● **SUPPLIED MATERIAL**
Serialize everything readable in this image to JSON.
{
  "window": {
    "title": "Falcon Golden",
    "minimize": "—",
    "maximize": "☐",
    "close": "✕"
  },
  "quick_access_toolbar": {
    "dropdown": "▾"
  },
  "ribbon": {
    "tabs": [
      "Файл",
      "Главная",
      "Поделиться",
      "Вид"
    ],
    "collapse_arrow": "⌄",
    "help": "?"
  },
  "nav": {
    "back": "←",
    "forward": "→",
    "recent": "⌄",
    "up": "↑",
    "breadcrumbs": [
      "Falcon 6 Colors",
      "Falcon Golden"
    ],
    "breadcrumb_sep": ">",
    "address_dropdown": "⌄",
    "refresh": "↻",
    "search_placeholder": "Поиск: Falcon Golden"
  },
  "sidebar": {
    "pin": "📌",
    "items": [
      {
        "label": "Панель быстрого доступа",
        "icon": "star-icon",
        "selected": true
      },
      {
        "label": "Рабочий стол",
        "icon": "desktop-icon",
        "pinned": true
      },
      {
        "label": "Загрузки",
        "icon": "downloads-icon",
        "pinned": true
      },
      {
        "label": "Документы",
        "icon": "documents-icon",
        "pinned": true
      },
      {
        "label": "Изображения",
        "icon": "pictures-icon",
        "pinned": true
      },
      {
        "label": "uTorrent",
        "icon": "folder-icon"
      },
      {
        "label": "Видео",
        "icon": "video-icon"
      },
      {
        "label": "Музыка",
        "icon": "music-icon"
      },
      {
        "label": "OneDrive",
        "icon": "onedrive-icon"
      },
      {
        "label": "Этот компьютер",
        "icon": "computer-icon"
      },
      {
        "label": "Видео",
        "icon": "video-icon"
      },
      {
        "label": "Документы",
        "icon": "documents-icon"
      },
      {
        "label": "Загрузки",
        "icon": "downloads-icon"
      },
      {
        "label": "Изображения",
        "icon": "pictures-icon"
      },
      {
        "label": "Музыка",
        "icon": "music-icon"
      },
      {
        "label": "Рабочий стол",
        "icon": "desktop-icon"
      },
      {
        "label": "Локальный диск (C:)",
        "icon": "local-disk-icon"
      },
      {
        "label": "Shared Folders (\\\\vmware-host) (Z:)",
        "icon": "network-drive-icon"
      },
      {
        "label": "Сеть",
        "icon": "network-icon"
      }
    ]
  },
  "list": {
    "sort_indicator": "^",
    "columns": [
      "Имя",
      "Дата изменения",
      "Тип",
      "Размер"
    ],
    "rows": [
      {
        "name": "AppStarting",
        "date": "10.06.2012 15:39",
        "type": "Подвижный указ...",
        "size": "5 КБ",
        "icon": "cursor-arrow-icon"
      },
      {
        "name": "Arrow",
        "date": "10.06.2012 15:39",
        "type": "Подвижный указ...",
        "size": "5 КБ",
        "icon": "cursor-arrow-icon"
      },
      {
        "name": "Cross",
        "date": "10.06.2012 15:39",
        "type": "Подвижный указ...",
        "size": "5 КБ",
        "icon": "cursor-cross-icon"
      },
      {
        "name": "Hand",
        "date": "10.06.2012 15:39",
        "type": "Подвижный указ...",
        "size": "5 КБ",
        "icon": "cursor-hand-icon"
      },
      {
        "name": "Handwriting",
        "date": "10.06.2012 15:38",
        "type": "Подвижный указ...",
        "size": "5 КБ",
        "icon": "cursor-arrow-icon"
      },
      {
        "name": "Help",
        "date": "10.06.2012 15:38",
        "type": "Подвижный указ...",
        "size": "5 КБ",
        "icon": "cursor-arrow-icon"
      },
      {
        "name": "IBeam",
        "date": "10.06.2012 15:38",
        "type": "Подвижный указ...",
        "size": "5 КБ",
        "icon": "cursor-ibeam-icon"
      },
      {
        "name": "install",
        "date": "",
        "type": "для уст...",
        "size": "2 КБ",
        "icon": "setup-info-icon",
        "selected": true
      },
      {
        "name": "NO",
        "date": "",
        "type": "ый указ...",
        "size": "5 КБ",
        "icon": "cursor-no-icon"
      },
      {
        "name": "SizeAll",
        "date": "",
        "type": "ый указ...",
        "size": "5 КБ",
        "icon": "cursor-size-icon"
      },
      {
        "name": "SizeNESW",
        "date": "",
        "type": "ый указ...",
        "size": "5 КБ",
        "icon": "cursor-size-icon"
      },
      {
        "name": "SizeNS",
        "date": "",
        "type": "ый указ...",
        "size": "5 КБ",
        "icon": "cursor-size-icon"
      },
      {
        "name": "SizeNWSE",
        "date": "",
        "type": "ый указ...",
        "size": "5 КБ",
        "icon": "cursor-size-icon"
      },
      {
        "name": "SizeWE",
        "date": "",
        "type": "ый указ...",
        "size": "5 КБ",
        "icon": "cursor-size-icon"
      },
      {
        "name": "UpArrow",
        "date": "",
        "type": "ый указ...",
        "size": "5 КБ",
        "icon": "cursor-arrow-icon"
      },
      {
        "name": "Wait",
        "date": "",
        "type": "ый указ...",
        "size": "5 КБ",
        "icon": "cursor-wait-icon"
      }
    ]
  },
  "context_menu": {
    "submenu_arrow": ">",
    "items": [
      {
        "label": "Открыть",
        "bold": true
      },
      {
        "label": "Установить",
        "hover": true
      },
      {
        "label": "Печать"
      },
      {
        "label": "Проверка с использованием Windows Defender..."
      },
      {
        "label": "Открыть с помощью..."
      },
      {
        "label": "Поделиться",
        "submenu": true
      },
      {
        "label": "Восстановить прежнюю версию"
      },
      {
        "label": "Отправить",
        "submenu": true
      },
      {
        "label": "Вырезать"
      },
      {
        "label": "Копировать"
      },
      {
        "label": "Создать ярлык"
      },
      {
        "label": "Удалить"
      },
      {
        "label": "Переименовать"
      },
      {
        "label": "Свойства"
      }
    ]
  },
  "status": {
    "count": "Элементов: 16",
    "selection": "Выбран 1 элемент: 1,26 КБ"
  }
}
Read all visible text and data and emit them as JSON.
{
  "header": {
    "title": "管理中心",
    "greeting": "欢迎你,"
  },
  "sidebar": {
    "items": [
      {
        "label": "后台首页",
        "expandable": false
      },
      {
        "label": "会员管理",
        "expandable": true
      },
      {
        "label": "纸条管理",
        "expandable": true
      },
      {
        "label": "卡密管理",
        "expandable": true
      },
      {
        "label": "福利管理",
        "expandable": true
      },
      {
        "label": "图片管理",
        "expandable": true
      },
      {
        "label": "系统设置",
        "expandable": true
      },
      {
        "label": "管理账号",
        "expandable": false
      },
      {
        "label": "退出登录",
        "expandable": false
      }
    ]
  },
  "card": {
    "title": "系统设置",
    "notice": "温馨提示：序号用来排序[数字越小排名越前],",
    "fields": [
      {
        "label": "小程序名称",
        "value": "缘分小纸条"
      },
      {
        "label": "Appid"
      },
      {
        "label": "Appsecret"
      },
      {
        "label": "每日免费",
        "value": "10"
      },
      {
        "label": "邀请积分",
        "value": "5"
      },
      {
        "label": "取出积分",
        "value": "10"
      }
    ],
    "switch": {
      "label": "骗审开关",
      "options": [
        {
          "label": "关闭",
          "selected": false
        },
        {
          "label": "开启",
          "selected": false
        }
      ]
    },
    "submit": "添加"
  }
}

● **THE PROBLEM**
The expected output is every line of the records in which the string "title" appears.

● **ANSWER FOR THIS EXERCISE**
    "title": "Falcon Golden",
    "title": "管理中心",
    "title": "系统设置",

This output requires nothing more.